Raymond J. Dolan
Einstein Visiting Fellow 2011–2014
Ray Dolan is Mary Kinross Professor of Neuropsychiatry and Director of the Wellcome Trust Centre for Neuroimaging, at UCL. His research addresses the neurobiology of emotion and decision making, how emotion impacts on cognition and its aberrant expression in disease. He has published over 500 peer reviewed papers is among the most cited scientist in the world in the field of Neuroscience and Behaviour. He has received numerous awards including the Alexander Von Humboldt Research Award (2004), the Minerva Foundation Golden Brain Award (2006), the International Max Planck Research Award (2007) and the Zülch Prize (2013). Between 2010 and 2014 he has been Einstein Visiting Fellow to the Berlin School of Mind and Brain.
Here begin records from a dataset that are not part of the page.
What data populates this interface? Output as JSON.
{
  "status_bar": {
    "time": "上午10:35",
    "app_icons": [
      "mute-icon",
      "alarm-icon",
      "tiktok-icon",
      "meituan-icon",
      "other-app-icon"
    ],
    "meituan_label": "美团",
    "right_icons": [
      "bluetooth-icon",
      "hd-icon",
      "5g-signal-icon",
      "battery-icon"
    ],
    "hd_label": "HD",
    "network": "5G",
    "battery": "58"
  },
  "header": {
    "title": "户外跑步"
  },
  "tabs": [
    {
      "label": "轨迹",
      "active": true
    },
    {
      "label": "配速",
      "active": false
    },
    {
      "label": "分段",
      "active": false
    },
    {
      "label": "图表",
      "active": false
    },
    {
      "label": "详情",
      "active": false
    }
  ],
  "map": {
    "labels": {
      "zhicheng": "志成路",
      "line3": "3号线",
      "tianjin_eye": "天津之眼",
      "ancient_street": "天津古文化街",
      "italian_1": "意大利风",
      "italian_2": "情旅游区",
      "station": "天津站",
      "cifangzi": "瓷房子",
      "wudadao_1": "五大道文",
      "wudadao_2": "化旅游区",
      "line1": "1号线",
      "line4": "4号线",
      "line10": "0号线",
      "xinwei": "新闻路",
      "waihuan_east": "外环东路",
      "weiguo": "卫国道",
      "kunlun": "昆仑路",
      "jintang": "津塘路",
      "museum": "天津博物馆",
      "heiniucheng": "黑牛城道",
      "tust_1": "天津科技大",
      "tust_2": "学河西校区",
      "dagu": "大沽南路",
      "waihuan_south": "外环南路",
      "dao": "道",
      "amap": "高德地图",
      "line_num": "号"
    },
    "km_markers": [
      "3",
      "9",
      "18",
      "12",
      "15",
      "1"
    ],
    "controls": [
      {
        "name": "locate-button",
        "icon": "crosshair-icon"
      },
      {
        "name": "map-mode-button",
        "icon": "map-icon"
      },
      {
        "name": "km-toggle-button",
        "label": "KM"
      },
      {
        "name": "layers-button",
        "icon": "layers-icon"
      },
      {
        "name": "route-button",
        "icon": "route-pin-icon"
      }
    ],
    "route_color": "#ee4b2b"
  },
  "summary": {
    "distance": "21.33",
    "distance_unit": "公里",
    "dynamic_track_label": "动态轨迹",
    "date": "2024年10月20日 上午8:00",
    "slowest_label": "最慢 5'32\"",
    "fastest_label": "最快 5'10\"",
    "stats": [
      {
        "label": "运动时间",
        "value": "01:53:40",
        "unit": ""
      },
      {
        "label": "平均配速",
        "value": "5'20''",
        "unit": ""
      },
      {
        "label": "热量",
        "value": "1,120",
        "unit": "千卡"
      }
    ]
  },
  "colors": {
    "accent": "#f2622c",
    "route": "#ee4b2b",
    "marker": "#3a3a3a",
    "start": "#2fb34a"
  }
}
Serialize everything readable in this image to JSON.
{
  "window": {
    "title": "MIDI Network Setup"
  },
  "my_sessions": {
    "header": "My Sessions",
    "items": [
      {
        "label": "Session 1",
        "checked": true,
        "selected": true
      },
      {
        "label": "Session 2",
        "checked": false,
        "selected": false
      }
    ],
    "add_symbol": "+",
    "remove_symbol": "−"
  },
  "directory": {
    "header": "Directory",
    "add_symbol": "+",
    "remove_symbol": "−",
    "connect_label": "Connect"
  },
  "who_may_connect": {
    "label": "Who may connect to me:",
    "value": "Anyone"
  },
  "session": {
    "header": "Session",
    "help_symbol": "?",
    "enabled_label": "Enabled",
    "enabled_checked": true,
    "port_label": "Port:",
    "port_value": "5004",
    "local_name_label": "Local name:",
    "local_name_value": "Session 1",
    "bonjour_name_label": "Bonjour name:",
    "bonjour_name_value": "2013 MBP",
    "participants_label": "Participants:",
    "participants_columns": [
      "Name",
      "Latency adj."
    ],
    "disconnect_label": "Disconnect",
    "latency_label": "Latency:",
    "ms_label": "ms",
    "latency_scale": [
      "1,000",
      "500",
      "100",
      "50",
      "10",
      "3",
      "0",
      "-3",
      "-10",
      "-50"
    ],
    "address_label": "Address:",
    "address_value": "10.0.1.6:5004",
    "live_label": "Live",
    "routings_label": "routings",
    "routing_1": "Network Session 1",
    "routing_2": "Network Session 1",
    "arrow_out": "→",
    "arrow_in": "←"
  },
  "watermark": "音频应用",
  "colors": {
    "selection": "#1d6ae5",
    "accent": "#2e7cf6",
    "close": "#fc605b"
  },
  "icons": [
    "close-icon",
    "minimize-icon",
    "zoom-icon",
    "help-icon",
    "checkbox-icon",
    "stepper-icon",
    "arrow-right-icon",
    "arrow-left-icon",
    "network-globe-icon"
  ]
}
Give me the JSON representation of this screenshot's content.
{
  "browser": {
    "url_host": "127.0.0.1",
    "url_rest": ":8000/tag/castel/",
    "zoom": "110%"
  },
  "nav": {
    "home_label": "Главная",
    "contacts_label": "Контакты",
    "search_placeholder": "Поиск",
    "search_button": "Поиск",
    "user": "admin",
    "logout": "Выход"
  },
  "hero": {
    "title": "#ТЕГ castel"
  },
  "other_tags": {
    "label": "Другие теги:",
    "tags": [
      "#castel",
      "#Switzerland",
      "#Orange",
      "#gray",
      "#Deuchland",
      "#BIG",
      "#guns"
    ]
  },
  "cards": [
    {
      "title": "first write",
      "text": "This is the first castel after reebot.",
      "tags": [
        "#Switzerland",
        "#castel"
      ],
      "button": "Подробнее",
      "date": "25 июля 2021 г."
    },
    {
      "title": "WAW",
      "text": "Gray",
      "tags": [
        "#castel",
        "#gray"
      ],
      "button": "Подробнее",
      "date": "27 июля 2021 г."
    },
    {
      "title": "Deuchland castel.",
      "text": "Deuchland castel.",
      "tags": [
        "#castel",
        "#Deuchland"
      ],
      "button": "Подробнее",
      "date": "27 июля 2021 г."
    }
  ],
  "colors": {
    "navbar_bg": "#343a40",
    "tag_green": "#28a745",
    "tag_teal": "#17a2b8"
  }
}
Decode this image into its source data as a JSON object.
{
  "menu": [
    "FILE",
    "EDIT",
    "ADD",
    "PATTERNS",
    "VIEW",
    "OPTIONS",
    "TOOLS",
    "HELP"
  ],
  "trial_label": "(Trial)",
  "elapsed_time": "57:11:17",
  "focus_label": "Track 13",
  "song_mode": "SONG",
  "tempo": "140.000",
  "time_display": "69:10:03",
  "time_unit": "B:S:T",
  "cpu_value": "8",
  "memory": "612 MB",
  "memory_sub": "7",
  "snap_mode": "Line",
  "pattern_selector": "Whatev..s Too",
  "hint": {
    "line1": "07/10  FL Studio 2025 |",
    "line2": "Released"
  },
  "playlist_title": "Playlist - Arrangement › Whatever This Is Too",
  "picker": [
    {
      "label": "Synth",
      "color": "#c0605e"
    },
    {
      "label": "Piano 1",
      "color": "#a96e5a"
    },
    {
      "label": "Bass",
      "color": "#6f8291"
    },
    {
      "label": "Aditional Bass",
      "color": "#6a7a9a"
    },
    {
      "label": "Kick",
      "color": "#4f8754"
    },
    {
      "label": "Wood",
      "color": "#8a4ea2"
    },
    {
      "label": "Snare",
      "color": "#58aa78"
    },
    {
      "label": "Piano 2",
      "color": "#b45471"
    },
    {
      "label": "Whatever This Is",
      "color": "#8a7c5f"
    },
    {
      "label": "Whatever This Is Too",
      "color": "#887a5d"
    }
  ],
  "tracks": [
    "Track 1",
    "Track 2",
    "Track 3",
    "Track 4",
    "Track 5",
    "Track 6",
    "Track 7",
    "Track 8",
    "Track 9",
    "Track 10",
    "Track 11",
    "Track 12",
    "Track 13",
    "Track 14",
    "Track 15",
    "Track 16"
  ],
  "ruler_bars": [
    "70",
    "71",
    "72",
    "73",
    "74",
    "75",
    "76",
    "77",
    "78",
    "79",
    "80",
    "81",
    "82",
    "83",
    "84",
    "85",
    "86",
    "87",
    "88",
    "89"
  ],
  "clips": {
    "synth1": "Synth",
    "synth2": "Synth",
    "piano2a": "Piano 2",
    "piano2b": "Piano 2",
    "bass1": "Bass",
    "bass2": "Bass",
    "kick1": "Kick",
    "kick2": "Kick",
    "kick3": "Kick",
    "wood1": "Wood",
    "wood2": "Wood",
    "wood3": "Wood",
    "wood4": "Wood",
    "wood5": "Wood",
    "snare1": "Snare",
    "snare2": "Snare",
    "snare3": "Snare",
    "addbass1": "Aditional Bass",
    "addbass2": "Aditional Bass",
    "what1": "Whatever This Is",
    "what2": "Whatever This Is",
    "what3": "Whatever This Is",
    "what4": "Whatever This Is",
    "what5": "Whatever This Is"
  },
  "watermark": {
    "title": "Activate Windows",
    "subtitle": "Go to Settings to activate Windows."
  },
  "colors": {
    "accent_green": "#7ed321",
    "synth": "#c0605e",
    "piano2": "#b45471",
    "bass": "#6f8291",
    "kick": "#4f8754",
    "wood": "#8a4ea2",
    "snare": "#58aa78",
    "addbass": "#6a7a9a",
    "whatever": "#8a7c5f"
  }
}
He was elected Fellow of the Academy of Medical Sciences (FMedSci) in 2000, Fellow of the Royal Society (FRS) in 2010 and an External Member of the Max Planck Society (MPS) in 2012. He recently established the first Centre for Computational Psychiatry at UCL, a joint venture with the Max Planck Society (MPS). Website
Decision-making and Uncertainty: How to sense and make sense in noisy environments
Over the four years of his fellowship Ray Dolan has made valuable contributions to the Berlin School of Mind and Brain that helped raise national and international awareness of the school. His outstanding scientific expertise has stimulated research within his own group but also with graduate students and faculty members affiliated with the Berlin School of Mind and Brain.
The unifying theme of the group can be subsumed under the topic Decision-making and Uncertainty: How to sense and make sense in noisy environments. Almost every decision we make, from choosing toast or cereals for breakfast to selecting a pension scheme, involves uncertainty. That is, we lack precise information on a perceptual level and behavioural outcomes are often uncertain so that it is a demanding task to estimate outcome predictions for our actions. The human mind has, however, evolved under these constraints and our decision-making apparatus is adapted to cope with uncertainty. How the brain processes such uncertain information (perceptual and social) is at the core interest of this group, using a broad approach to combine behavioural paradigms, imaging techniques and mathematical modeling.
Professor Dolan succeeded in recruiting four experienced post-doctoral fellows from diverse background that complemented each other (Arezoo Pooresmaeili, Florian Ostendorf, Ulf Toelch, Dominik Bach). The postdoctoral fellows received support from the infrastructure (management office, IT, lab and office space) that the Berlin School of Mind and Brain has to offer and additionally from two student research assistants who efficiently managed many research-related issues.